I ended up with three!

One older gentleman merely nodded politely. At a crosswalk, on my way back to the office from lunch, I said hello to one of two women waiting to make their way across the street (I had decided proximity mattered in my interactions, at least to make it a little less awkward, so I focused on the woman closest to me.) She looked around in such surprise that you’d have thought the lamp post had spoken to her. After crossing the street slightly more quickly than I had anticipated, I tried one more time with another gentleman walking toward me. I scored an awkward smile.





So what did I learn through this whole experiment? A lot of things, about myself especially. That I have somehow developed a slight anxiety of talking to strangers. But also that I am frustrated by the lack of human interaction going on around me in the city. That I am disappointed by the speed of busyness in which we live, and am worried about interacting with the unknown in a big city. And I learned that people always have somewhere to be.

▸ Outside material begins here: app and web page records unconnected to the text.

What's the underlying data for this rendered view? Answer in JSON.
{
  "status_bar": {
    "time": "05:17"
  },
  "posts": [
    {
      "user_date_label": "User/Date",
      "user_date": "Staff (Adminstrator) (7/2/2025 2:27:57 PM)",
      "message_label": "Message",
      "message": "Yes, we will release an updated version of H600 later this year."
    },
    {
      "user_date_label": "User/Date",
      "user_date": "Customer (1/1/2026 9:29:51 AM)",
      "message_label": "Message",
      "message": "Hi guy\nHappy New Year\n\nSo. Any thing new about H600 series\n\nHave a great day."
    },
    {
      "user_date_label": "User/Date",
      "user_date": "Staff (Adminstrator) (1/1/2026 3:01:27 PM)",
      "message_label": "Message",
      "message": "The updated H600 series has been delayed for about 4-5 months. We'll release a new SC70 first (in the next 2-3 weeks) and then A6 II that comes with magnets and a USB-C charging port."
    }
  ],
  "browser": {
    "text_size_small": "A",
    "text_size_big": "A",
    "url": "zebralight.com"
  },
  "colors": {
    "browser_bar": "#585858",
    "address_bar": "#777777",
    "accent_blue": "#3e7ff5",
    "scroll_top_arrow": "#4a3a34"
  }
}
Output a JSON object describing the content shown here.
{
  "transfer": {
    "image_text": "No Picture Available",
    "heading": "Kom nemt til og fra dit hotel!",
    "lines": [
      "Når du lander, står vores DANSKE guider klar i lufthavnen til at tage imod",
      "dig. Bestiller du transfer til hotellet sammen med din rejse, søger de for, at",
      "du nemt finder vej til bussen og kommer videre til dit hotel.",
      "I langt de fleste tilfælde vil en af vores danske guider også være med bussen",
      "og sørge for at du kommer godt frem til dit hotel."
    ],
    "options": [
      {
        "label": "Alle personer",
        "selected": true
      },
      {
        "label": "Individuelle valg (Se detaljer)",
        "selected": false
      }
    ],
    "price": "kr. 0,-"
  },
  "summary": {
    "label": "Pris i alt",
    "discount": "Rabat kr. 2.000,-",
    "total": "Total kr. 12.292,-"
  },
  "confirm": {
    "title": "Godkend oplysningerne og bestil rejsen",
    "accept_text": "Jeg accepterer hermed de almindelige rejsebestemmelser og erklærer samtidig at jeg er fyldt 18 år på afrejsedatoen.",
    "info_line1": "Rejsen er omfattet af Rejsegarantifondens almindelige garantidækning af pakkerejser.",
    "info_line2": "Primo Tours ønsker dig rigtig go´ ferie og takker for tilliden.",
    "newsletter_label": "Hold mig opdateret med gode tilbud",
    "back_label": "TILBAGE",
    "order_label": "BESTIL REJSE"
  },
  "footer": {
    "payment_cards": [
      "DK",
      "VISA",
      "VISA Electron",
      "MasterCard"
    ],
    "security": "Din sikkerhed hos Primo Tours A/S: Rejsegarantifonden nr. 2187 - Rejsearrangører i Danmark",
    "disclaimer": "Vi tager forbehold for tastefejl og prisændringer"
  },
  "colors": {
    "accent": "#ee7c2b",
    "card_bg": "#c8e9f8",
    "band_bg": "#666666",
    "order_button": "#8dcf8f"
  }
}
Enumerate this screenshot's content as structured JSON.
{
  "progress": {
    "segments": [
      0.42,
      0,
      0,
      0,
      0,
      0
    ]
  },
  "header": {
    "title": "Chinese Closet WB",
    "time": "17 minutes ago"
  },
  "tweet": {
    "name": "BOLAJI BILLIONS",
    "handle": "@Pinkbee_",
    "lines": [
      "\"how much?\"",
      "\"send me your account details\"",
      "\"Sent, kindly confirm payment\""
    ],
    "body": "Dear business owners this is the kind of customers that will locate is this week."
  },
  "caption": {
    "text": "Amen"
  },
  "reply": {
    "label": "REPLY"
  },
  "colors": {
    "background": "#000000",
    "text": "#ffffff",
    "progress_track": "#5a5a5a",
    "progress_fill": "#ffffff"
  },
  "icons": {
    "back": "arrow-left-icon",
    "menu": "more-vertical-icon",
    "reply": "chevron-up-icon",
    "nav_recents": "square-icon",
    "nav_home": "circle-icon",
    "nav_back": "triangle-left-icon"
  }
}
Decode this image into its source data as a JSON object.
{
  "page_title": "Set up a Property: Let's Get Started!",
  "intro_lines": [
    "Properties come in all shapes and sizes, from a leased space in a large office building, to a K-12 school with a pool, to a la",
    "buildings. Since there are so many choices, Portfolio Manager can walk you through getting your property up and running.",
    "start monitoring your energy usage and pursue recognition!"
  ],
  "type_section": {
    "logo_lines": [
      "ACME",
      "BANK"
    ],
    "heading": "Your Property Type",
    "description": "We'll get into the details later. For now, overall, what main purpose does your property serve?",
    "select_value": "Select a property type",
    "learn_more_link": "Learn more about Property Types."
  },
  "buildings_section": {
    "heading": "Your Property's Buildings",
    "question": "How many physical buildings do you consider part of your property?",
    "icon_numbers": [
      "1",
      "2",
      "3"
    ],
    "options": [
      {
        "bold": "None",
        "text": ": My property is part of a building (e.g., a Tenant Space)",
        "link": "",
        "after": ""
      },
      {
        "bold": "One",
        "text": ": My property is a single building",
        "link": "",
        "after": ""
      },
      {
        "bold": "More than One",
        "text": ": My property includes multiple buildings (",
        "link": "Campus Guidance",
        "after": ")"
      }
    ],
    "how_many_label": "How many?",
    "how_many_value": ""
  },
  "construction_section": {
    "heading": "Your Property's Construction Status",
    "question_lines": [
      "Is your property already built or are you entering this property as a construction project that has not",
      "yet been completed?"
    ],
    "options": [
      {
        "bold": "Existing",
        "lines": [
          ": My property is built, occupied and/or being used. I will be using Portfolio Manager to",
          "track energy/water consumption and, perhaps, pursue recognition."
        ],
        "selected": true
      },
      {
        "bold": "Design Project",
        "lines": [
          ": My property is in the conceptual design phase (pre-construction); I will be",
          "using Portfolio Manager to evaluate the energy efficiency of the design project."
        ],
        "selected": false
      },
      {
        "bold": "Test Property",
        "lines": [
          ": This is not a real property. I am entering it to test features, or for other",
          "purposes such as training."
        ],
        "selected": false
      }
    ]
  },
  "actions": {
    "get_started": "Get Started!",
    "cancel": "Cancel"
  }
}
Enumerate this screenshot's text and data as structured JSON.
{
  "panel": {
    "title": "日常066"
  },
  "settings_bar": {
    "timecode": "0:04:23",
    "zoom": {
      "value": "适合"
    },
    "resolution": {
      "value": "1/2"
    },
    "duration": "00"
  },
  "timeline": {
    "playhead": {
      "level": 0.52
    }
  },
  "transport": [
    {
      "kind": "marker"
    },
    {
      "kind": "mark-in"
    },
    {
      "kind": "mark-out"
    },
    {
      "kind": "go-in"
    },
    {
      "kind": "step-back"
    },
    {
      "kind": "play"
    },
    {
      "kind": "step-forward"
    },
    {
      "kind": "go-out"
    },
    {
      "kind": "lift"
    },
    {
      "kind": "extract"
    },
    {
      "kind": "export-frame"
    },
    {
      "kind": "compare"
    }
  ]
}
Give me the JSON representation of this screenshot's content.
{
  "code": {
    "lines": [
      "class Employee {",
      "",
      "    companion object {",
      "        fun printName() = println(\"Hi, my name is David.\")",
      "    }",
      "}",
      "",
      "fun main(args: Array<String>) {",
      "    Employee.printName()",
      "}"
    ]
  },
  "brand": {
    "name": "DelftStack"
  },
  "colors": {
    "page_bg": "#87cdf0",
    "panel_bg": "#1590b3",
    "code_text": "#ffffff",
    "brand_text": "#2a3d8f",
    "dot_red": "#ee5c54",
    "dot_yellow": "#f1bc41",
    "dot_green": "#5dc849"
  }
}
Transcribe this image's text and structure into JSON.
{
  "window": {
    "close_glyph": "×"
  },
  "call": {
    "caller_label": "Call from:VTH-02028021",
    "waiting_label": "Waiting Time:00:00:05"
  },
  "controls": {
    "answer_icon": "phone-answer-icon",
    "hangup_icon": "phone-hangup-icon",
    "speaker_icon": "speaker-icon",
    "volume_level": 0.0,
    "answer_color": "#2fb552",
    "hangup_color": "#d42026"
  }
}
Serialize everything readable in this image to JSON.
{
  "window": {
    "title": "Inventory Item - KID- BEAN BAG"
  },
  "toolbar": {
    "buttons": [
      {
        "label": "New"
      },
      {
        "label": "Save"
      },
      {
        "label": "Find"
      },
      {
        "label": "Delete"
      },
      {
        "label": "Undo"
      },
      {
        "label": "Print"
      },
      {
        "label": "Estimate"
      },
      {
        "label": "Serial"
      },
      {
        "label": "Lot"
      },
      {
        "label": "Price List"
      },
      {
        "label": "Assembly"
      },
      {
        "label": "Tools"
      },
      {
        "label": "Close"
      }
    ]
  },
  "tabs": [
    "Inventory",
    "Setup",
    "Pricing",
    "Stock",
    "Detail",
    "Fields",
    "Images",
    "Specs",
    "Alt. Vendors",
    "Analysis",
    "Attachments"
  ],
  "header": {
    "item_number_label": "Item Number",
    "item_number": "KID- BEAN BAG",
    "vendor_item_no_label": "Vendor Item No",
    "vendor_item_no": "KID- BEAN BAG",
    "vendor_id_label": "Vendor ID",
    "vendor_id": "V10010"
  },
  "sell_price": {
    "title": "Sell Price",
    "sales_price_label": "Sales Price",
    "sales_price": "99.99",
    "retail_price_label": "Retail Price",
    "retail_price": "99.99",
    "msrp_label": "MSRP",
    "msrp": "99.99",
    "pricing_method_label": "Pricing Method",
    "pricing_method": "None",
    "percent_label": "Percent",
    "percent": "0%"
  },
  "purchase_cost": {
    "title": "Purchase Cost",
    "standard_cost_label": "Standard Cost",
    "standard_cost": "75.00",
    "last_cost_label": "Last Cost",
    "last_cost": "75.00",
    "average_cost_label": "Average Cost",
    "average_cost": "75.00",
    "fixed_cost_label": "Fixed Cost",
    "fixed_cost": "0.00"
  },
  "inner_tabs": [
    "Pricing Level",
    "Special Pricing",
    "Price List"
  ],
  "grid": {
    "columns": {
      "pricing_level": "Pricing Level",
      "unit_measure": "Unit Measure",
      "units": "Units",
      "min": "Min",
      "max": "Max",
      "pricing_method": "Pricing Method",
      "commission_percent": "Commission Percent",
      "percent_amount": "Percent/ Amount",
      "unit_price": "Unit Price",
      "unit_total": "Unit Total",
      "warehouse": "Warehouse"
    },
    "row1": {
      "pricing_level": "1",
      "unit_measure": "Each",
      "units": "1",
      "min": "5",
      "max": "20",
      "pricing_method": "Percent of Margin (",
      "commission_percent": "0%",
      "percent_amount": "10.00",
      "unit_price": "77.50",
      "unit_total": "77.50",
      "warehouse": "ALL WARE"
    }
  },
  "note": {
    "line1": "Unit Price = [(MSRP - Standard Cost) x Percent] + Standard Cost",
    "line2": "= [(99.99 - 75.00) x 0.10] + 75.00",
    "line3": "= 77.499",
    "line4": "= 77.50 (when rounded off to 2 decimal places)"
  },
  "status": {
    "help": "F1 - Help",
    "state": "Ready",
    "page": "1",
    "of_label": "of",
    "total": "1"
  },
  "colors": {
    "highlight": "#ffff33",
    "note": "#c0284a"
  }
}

One thing I discovered that I am grateful for is that in developing a better sense of awareness of my emotions through meditation, I have become more aware of my surroundings and desire to interact with the world around me. I now make a conscious effort to put my phone away in my bag and simply just walk with my head up, eyes open, taking in the sights and sounds passing by. And I have found that connecting with people on a more intimate level (like friends and family) is easier than it used to be.
I’m not sure I can find it within myself to say hello to every stranger moving forward – especially living in the heart of downtown Chicago – but I do know I am more likely to smile at everyone more frequently than I ever would have before, and that I plan to make a more conscious effort at being human.


Written by Megan Zink of Moderately Excited


  • I enjoyed reading this piece for the opposite reason most people like an article, they identify. Howeve, I liked it because it gives me a better understanding of why others may not say hello. Living in big cities does tend to make people disconnected. Thought, ironically there are thousands of social bars and such places for meet ups. You could say, something similar happens in the dating scene, when people suddenly stop responding. I wonder, why they complain that they can’t connect, but are unwilling to make an effort, or too scared, or whatever the reason behind it is. I find it puzzling and frustrating at times, yet is interesting…

  • Gosh this is such a great experiment! I love that you pushed through the awkward moments. I am currently living in New Zealand, and they say hi to each other A LOT here. Mostly when you’re out on walks (not so much in the city) but it takes me by surprise all the time. So friendly! I actually grew up in NW Indiana, so I am pretty familiar with Chicago and I have to say, I completely know what you mean about the feeling in the city… you really don’t know who/what you will come across. I do watch the news though when I’m home because I just adore the anchors at WGN :)

    I’m now in a small town working, and my manager says hi to everyone when we’re in town together (we’re good friends). I love how friendly everyone is and how everyone knows each other; they genuinely ask about how you are doing and want to know the truth. It’s refreshing to be in a place where not everyone is plugged into their phones. Normally in the city, I look around and everyone is staring at their screen… it is pretty depressing actually.

    Sidenote, that book is on my reading list!!!! Thanks for the reminder to get started reading it :)

Leave a Reply

Your email address will not be published. Required fields are marked *